**AIM OF THE TASK:** Repeat the data exactly as given below, dropping every picture.
─── PROVIDED MATERIAL ───
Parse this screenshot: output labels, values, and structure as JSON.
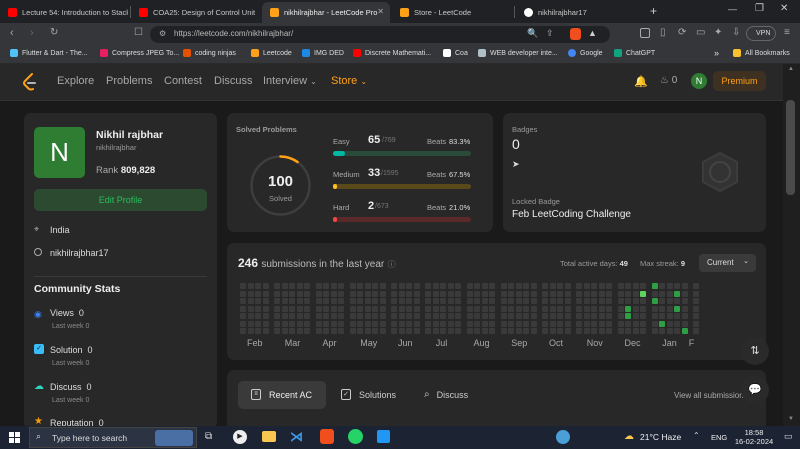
{
  "browser": {
    "tabs": [
      {
        "title": "Lecture 54: Introduction to Stack",
        "favicon_color": "#ff0000"
      },
      {
        "title": "COA25: Design of Control Unit |",
        "favicon_color": "#ff0000"
      },
      {
        "title": "nikhilrajbhar - LeetCode Pro",
        "favicon_color": "#ffa116"
      },
      {
        "title": "Store - LeetCode",
        "favicon_color": "#ffa116"
      },
      {
        "title": "nikhilrajbhar17",
        "favicon_color": "#ffffff"
      }
    ],
    "new_tab": "+",
    "url": "https://leetcode.com/nikhilrajbhar/",
    "vpn_label": "VPN",
    "bookmarks": [
      "Flutter & Dart - The...",
      "Compress JPEG To...",
      "coding ninjas",
      "Leetcode",
      "IMG DED",
      "Discrete Mathemati...",
      "Coa",
      "WEB developer inte...",
      "Google",
      "ChatGPT"
    ],
    "bookmarks_more": "»",
    "all_bookmarks": "All Bookmarks"
  },
  "nav": {
    "items": [
      "Explore",
      "Problems",
      "Contest",
      "Discuss",
      "Interview",
      "Store"
    ],
    "streak_count": "0",
    "avatar_letter": "N",
    "premium_label": "Premium"
  },
  "profile": {
    "avatar_letter": "N",
    "name": "Nikhil rajbhar",
    "username": "nikhilrajbhar",
    "rank_label": "Rank",
    "rank_value": "809,828",
    "edit_label": "Edit Profile",
    "location": "India",
    "github": "nikhilrajbhar17",
    "community_title": "Community Stats",
    "stats": [
      {
        "label": "Views",
        "value": "0",
        "sub_label": "Last week",
        "sub_value": "0",
        "color": "#3b82f6"
      },
      {
        "label": "Solution",
        "value": "0",
        "sub_label": "Last week",
        "sub_value": "0",
        "color": "#38bdf8"
      },
      {
        "label": "Discuss",
        "value": "0",
        "sub_label": "Last week",
        "sub_value": "0",
        "color": "#2dd4bf"
      },
      {
        "label": "Reputation",
        "value": "0",
        "sub_label": "",
        "sub_value": "",
        "color": "#f59e0b"
      }
    ]
  },
  "solved": {
    "title": "Solved Problems",
    "total": "100",
    "total_label": "Solved",
    "progress_fraction": 0.1,
    "rows": [
      {
        "label": "Easy",
        "count": "65",
        "total": "/769",
        "beats_label": "Beats",
        "beats": "83.3%",
        "fraction": 0.0845,
        "color": "#00b8a3",
        "track": "#2a4a3a"
      },
      {
        "label": "Medium",
        "count": "33",
        "total": "/1595",
        "beats_label": "Beats",
        "beats": "67.5%",
        "fraction": 0.0207,
        "color": "#ffc01e",
        "track": "#5a4a1a"
      },
      {
        "label": "Hard",
        "count": "2",
        "total": "/673",
        "beats_label": "Beats",
        "beats": "21.0%",
        "fraction": 0.003,
        "color": "#ef4743",
        "track": "#5a2a2a"
      }
    ]
  },
  "badges": {
    "title": "Badges",
    "count": "0",
    "locked_label": "Locked Badge",
    "locked_name": "Feb LeetCoding Challenge"
  },
  "submissions": {
    "count": "246",
    "text": "submissions in the last year",
    "active_days_label": "Total active days:",
    "active_days": "49",
    "max_streak_label": "Max streak:",
    "max_streak": "9",
    "period": "Current",
    "months": [
      "Feb",
      "Mar",
      "Apr",
      "May",
      "Jun",
      "Jul",
      "Aug",
      "Sep",
      "Oct",
      "Nov",
      "Dec",
      "Jan",
      "F"
    ]
  },
  "tabs": {
    "recent": "Recent AC",
    "solutions": "Solutions",
    "discuss": "Discuss",
    "view_all": "View all submissions"
  },
  "taskbar": {
    "search_placeholder": "Type here to search",
    "weather": "21°C  Haze",
    "lang": "ENG",
    "time": "18:58",
    "date": "16-02-2024"
  }
}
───
**OUTPUT OF THE EXERCISE:**
Parse this screenshot: output labels, values, and structure as JSON.
{
  "browser": {
    "tabs": [
      {
        "title": "Lecture 54: Introduction to Stack",
        "favicon_color": "#ff0000"
      },
      {
        "title": "COA25: Design of Control Unit |",
        "favicon_color": "#ff0000"
      },
      {
        "title": "nikhilrajbhar - LeetCode Pro",
        "favicon_color": "#ffa116"
      },
      {
        "title": "Store - LeetCode",
        "favicon_color": "#ffa116"
      },
      {
        "title": "nikhilrajbhar17",
        "favicon_color": "#ffffff"
      }
    ],
    "new_tab": "+",
    "url": "https://leetcode.com/nikhilrajbhar/",
    "vpn_label": "VPN",
    "bookmarks": [
      "Flutter & Dart - The...",
      "Compress JPEG To...",
      "coding ninjas",
      "Leetcode",
      "IMG DED",
      "Discrete Mathemati...",
      "Coa",
      "WEB developer inte...",
      "Google",
      "ChatGPT"
    ],
    "bookmarks_more": "»",
    "all_bookmarks": "All Bookmarks"
  },
  "nav": {
    "items": [
      "Explore",
      "Problems",
      "Contest",
      "Discuss",
      "Interview",
      "Store"
    ],
    "streak_count": "0",
    "avatar_letter": "N",
    "premium_label": "Premium"
  },
  "profile": {
    "avatar_letter": "N",
    "name": "Nikhil rajbhar",
    "username": "nikhilrajbhar",
    "rank_label": "Rank",
    "rank_value": "809,828",
    "edit_label": "Edit Profile",
    "location": "India",
    "github": "nikhilrajbhar17",
    "community_title": "Community Stats",
    "stats": [
      {
        "label": "Views",
        "value": "0",
        "sub_label": "Last week",
        "sub_value": "0",
        "color": "#3b82f6"
      },
      {
        "label": "Solution",
        "value": "0",
        "sub_label": "Last week",
        "sub_value": "0",
        "color": "#38bdf8"
      },
      {
        "label": "Discuss",
        "value": "0",
        "sub_label": "Last week",
        "sub_value": "0",
        "color": "#2dd4bf"
      },
      {
        "label": "Reputation",
        "value": "0",
        "sub_label": "",
        "sub_value": "",
        "color": "#f59e0b"
      }
    ]
  },
  "solved": {
    "title": "Solved Problems",
    "total": "100",
    "total_label": "Solved",
    "progress_fraction": 0.1,
    "rows": [
      {
        "label": "Easy",
        "count": "65",
        "total": "/769",
        "beats_label": "Beats",
        "beats": "83.3%",
        "fraction": 0.0845,
        "color": "#00b8a3",
        "track": "#2a4a3a"
      },
      {
        "label": "Medium",
        "count": "33",
        "total": "/1595",
        "beats_label": "Beats",
        "beats": "67.5%",
        "fraction": 0.0207,
        "color": "#ffc01e",
        "track": "#5a4a1a"
      },
      {
        "label": "Hard",
        "count": "2",
        "total": "/673",
        "beats_label": "Beats",
        "beats": "21.0%",
        "fraction": 0.003,
        "color": "#ef4743",
        "track": "#5a2a2a"
      }
    ]
  },
  "badges": {
    "title": "Badges",
    "count": "0",
    "locked_label": "Locked Badge",
    "locked_name": "Feb LeetCoding Challenge"
  },
  "submissions": {
    "count": "246",
    "text": "submissions in the last year",
    "active_days_label": "Total active days:",
    "active_days": "49",
    "max_streak_label": "Max streak:",
    "max_streak": "9",
    "period": "Current",
    "months": [
      "Feb",
      "Mar",
      "Apr",
      "May",
      "Jun",
      "Jul",
      "Aug",
      "Sep",
      "Oct",
      "Nov",
      "Dec",
      "Jan",
      "F"
    ]
  },
  "tabs": {
    "recent": "Recent AC",
    "solutions": "Solutions",
    "discuss": "Discuss",
    "view_all": "View all submissions"
  },
  "taskbar": {
    "search_placeholder": "Type here to search",
    "weather": "21°C  Haze",
    "lang": "ENG",
    "time": "18:58",
    "date": "16-02-2024"
  }
}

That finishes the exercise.